There are no warning signs for SCA, allowing any athlete to be at risk.

"Our goal is to raise awareness and to limit the time between knowing it's happening and reacting," Luann Ellsessar said.

Ensuring that what happened to Michael will not happen in Ayer or Shirley, Grace began her Youth Venture project last fall and decided that educating the area about SCA would be her focus. She decided to name it Heartstrong and raised more than $2,200 on her website with two friends, Jackie Stiles and Allie Cebollero.

Grace started her research with Parent Heart Watch. According to its website, Parent Heart Watch "is a state-by-state network of parents and partners solely dedicated to reducing the often disastrous effects of sudden cardiac arrest in youth."

Parent Heart Watch hosted an essay contest in which the prize was an AED. Grace entered a story about Michael Ellsessar and why his story touched her so deeply. Her essay placed among the top three nationally, then went on to win the contest. She won an AED and other goods worth $2,000.

Grace also won a $1,000 grant through a presentation to United Way, but it didn't stop there. She went further and organized bake sales and sold wristbands for the cause.

On July 13, Grace worked with Ayer-Shirley Broncos coaches and cheerleaders to get them CPR-certified.

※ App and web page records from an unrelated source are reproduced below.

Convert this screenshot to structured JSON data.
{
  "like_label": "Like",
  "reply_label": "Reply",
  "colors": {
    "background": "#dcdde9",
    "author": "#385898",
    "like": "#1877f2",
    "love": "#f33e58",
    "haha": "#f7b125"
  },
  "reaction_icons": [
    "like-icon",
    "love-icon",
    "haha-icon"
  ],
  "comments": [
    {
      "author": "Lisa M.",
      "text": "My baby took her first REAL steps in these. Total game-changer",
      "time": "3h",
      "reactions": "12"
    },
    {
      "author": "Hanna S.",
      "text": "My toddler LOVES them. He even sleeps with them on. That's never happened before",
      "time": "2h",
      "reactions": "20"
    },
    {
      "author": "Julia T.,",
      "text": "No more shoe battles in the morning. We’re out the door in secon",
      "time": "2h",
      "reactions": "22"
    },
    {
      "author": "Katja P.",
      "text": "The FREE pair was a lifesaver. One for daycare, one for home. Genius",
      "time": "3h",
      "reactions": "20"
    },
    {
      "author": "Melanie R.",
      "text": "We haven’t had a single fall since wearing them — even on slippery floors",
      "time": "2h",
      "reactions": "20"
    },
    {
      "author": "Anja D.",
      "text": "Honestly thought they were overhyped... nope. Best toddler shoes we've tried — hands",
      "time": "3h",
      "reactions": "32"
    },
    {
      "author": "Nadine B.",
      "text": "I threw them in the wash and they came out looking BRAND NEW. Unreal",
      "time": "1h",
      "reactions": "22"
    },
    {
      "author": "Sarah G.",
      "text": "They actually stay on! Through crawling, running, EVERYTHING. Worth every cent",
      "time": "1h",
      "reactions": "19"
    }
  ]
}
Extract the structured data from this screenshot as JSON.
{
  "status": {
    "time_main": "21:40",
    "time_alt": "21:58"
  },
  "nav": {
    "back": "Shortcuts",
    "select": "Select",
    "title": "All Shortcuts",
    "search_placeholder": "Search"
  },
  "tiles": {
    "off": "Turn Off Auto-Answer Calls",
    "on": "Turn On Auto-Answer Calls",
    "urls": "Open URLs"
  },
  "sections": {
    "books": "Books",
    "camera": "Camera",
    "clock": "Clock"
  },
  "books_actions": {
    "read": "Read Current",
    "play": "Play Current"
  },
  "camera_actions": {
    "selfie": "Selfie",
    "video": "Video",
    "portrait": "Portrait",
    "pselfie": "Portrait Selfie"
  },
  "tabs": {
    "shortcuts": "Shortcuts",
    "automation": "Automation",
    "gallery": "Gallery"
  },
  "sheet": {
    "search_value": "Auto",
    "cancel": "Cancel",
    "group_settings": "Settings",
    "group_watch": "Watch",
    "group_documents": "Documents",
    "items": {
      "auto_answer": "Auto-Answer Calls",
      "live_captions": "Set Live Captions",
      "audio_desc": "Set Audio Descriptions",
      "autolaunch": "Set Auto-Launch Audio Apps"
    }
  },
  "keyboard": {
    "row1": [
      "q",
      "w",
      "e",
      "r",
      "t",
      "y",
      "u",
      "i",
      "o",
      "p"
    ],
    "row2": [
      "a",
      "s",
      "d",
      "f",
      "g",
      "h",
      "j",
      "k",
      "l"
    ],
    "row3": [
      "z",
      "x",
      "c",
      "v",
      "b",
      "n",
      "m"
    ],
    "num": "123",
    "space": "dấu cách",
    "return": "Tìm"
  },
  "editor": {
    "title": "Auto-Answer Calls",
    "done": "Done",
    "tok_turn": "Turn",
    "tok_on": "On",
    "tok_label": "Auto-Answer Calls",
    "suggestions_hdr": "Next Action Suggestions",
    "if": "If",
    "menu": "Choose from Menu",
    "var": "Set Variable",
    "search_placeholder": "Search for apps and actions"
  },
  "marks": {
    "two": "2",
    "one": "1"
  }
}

She is also working on raising awareness about heart health.

"Through saying the statistics, I am desperately trying to get a heart screening in my town and community so kids can come in and be hooked up to an EKG machine and it can tell them if they have an underlying heart condition or if they need to go see a doctor," she said. "It could save someone's life."

After a year of hard work, Grace has donated AEDs to Sandy Pond Beach in Ayer and Taylor Field in Shirley, and she plans to keep going.

She plans to donate an AED to Ayer's Pirone Park on Sept. 14, the opening day of soccer season.

"I really just want to get as many as possible," she said.

Grace encourages others to get involved and said every little bit counts. "Anything you can do, it helps."